Spinal Fusion for Scoliosis
In spinal fusion for Reference scoliosis Opens New Window, rods, hooks, wires, or screws are attached to the curved part of the backbone and the spine is straightened. Small pieces of bone are then put over the spine. The bone pieces will grow together with the spinal bone, fusing it into the proper position. Spinal fusion is major surgery that usually takes several hours to complete.
Although the basic procedure is the same, a variety of specialized techniques can be used to do spinal fusion. Many different types of spinal instrumentation are used to treat scoliosis. Also, techniques vary, from what type of hooks or rods are used to whether the surgery is done from the front of the body or from the back.
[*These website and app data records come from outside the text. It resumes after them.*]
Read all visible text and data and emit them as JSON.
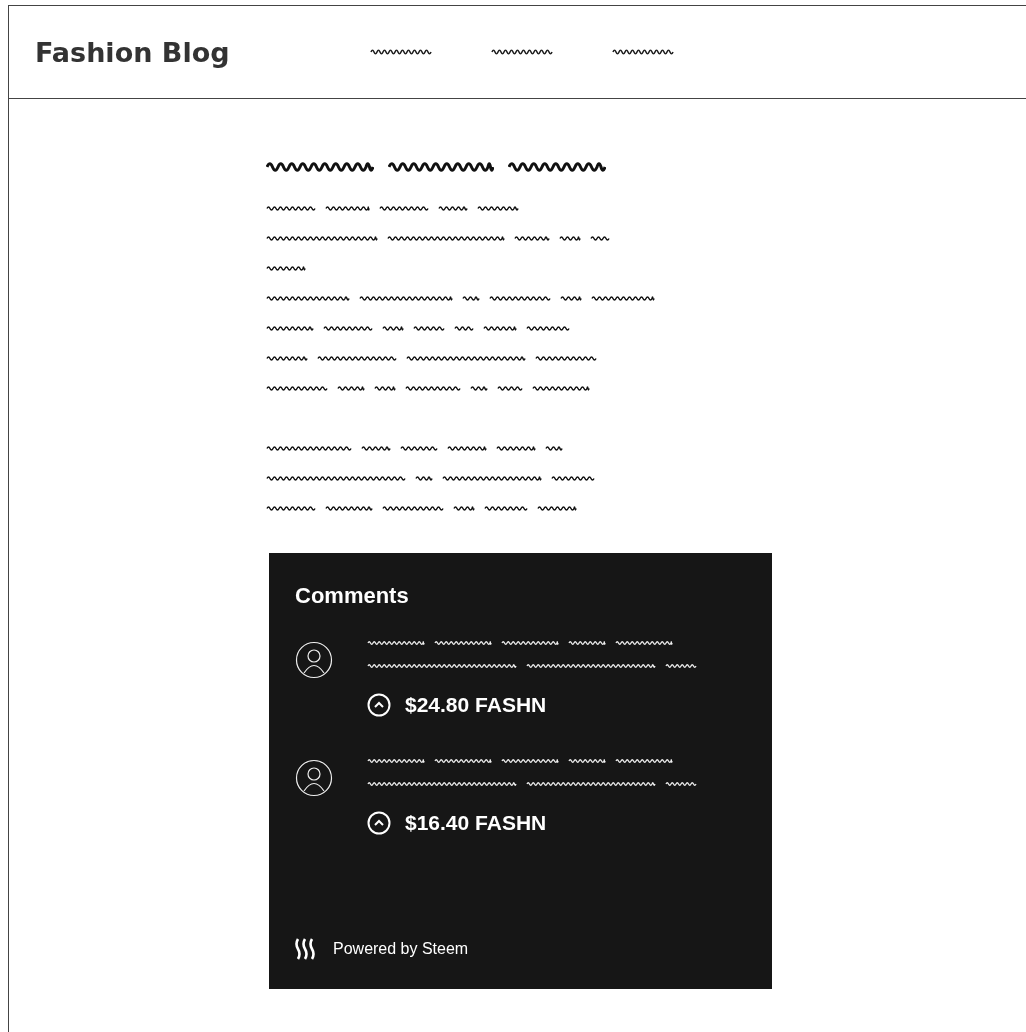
{
  "header": {
    "title": "Fashion Blog"
  },
  "comments_section": {
    "heading": "Comments",
    "comments": [
      {
        "reward": "$24.80 FASHN"
      },
      {
        "reward": "$16.40 FASHN"
      }
    ],
    "footer": "Powered by Steem"
  }
}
The method chosen will depend on a number of things, including the child's age, spinal maturity, the location and severity of the curve, the clinical opinion of the surgeon, and the preference of the child and parents.
The surgical technique most often used to straighten and stabilize the spine is to do surgery from the back, called the Reference posterior approach.
Another option is to do the surgery from the front of the body, called the Reference anterior approach.
|By:||Reference Healthwise Staff||Last Revised: July 21, 2011|
|Medical Review:||Reference John Pope, MD - Pediatrics
Reference Robert B. Keller, MD - Orthopedics